CEOP CEO Jim Gamble says in a statement, that “We know from speaking to offenders that a visible deterrent could protect young people online.”
To promote the app, an advertisement for ClickCEOP will be displayed in the sidebar ads of British users ages 13 to 18. (Facebook requires teens to be at least 13 to sign on.) But I wonder whether kids (or their parents) will actually download the app and if they do, will they be brave enough to click the button if they're harassed online? Maybe not, but Gamble has a point; perhaps the mere presence of the "panic button" will keep predators away.
Sorry U.S. moms: for now, the application is for kids in the U.K. only -- but CEOP says that any U.S. reports that come in through their application will be referred to the proper authorities.

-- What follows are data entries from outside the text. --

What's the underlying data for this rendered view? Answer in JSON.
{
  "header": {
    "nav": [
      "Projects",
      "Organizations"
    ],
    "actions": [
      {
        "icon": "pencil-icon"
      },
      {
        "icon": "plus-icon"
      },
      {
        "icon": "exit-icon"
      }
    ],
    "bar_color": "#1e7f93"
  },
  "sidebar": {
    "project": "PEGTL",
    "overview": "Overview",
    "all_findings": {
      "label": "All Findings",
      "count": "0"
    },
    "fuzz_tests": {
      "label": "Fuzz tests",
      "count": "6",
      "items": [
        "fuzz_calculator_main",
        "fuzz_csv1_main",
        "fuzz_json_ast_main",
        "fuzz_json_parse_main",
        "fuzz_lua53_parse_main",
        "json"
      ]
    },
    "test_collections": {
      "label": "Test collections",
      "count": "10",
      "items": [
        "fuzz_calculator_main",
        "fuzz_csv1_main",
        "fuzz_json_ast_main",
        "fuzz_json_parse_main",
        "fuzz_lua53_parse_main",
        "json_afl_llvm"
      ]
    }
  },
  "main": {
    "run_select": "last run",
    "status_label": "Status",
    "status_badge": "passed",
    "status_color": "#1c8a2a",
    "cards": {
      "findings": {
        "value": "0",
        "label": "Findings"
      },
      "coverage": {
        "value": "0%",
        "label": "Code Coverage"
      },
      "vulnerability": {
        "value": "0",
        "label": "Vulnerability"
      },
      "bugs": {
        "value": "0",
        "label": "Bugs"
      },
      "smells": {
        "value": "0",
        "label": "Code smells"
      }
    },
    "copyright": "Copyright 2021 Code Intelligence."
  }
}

Do you think there should be a Facebook "panic button" for American kids, too? Would it Work? Chime in below!